— WHAT YOU WILL DO —
Whenever the string "base" turns up in a line of the data below, copy that line.

==== RECORD EXTRACTS ====

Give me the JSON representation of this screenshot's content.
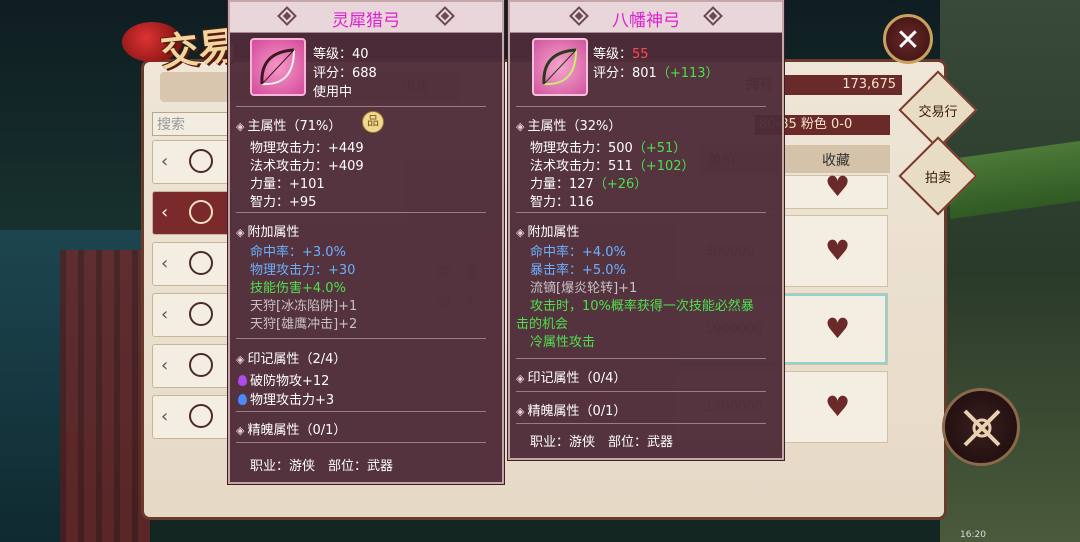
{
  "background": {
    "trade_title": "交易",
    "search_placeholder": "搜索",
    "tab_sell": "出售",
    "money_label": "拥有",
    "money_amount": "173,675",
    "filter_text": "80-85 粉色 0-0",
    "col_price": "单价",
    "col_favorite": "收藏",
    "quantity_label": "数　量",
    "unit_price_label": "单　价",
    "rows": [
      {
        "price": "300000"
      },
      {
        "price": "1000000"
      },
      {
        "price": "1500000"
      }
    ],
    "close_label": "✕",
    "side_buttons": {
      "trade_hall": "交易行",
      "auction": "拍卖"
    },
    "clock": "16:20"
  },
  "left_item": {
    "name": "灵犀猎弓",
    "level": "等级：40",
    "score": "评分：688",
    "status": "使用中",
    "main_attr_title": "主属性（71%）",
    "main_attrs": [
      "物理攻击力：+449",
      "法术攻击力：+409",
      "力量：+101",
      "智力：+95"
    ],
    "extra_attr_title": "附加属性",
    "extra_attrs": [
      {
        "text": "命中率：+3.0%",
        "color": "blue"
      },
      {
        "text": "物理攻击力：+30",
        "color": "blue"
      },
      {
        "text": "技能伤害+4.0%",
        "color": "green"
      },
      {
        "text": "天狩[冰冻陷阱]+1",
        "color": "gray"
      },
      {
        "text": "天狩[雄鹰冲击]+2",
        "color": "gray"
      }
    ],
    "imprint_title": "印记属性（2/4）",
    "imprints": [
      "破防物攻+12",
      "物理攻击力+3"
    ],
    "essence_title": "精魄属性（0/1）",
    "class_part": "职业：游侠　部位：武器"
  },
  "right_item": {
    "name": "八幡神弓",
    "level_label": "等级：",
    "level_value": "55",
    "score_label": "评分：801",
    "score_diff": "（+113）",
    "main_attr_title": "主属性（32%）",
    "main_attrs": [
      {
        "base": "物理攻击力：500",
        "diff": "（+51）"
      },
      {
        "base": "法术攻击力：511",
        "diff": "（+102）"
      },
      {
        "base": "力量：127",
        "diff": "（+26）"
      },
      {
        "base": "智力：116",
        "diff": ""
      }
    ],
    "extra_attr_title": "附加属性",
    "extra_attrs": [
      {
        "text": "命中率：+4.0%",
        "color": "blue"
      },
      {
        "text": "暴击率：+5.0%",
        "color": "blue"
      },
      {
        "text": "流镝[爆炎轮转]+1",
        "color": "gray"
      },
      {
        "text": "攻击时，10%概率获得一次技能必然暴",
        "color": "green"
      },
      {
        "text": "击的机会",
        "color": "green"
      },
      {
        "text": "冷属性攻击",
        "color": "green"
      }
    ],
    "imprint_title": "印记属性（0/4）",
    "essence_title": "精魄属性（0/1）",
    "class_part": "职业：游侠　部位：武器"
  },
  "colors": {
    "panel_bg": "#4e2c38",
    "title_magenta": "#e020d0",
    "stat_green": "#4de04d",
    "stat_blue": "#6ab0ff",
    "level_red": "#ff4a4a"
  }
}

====

— ANSWER TO THIS PROBLEM —
        "base": "物理攻击力：500",
        "base": "法术攻击力：511",
        "base": "力量：127",
        "base": "智力：116",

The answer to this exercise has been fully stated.